Minneapolis has long been a bastion of Democrat woke progressivism, writes Francis Menton in the Manhattan Contrarian. The city, Mr. Menton points out, has been run top to bottom and at all levels of government “by representatives of the far left wing of the Democratic Party; and that has been true for as far back as human memory stretches.”
- Jacob Frey, the current Mayor of Minneapolis. He won the office in 2017 in a free for all among 17 candidates, of whom 10 were from the Democrat-Farmer-Labor Party and not one was a Republican. The candidates competed as to who was the farthest left. Frey out-lefted them all. His big issues were “climate change,” affordable housing, and, yes, reforming the police.
- Richard Erdall, the last Republican Mayor of Minneapolis. Erdall served for one day in 1973. Prior to Erdall, the previous Republican Mayor was Kenneth Peterson, who left office in 1961.

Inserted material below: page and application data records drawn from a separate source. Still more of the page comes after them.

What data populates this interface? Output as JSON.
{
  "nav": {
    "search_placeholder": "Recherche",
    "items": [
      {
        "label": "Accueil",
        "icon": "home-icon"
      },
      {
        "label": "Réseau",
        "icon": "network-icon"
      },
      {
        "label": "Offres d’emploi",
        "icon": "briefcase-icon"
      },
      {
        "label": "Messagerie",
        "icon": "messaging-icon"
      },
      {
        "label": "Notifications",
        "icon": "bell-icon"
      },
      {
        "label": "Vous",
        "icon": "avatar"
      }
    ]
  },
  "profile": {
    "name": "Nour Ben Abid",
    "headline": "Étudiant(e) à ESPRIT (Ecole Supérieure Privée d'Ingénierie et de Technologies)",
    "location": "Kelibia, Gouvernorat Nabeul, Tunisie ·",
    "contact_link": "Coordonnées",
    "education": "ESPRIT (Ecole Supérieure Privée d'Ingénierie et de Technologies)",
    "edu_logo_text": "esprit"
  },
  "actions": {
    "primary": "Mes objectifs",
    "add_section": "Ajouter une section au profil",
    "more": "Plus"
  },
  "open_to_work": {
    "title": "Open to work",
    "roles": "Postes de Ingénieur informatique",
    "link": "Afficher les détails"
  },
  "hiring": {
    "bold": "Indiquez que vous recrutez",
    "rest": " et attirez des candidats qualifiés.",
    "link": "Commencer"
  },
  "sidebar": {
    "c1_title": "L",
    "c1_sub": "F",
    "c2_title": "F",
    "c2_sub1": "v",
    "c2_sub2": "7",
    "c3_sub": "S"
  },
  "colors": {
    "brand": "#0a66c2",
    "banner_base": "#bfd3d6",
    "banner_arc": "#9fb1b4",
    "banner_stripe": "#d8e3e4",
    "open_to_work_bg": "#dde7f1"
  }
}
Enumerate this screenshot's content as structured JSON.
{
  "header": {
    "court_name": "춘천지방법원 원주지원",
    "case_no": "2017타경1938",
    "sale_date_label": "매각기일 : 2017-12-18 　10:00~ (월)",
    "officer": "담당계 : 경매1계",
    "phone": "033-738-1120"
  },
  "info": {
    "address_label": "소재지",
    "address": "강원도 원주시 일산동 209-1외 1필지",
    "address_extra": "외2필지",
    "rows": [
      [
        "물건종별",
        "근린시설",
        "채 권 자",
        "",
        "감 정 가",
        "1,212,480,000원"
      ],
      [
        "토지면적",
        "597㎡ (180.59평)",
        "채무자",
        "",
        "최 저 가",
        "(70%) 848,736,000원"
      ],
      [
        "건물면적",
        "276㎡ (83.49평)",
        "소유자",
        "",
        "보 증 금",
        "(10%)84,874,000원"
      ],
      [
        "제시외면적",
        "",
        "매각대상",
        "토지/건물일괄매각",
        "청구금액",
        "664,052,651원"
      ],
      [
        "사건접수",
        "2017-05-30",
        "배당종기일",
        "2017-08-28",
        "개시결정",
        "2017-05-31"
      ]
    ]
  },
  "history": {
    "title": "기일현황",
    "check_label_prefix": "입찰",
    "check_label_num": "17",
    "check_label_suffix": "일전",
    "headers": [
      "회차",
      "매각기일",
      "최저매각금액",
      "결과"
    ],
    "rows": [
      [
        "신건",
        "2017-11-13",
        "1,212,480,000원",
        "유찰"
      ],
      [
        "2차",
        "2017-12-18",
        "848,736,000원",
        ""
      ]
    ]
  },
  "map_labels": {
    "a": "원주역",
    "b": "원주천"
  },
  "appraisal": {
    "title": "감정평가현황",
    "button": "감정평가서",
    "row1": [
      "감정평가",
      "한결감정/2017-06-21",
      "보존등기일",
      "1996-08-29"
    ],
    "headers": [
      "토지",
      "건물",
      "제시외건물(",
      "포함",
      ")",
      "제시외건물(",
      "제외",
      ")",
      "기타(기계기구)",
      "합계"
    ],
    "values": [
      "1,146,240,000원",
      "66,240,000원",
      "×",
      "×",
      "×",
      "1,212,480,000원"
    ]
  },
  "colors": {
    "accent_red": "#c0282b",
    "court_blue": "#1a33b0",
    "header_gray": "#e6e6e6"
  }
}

- The City Council consists of 13 members. 12 are members of the DFL (Democratic) Party, and one is a member of the Green Party. There are no Republicans.
- Ilhan Omar, the federal Congressperson. Omar is a far-left Democrat, Muslim, immigrant from Somalia, and member of “the squad.” Omar won her seat in 2018 by a margin of 78-22 over her Republican opponent.
- Tim Walz, the Democrat governor.
- Amy Klobuchar and Tina Smith, U.S. Senators. Both are Democrats.
- Attorney General Keith Ellison, Minnesota’s chief law enforcement officer. Ellison is a Democrat of the radical left variety, an African American and a Muslim, who previously held Omar’s Minneapolis Congressional seat for 12 years, and who has recently been Deputy Chair of the Democratic National Committee.
- Medaria Arradondo, police commissioner and an African American. In Minneapolis the police commissioner is a mayoral appointee. Arradondo has been in office since 2017.
John Fund in National Review argues that “It’s Past Time to Examine How Police Unions Protect Bad Cops.”
Writing in the Stanford Law Review, scholar Katherine Bies notes that ever since “the rise of police unions to political power in the 1970s,” they have succeeded in shielding their members from public accountability. “Police unions have established highly developed political machinery that exerts significant political and financial pressure on all three branches of government,” Bies writes. “The power of police unions over policymakers in the criminal justice context distorts the political process and generates political outcomes that undermine the democratic values of transparency and accountability.”
Francis Menton continues:
The protesters know that they are outraged, but somehow they are unable to put two and two together to figure out that the progressive politicians that they support are the very same people who are perpetuating the regime of public employee unaccountability that leads to tragic incidents like that of George Floyd.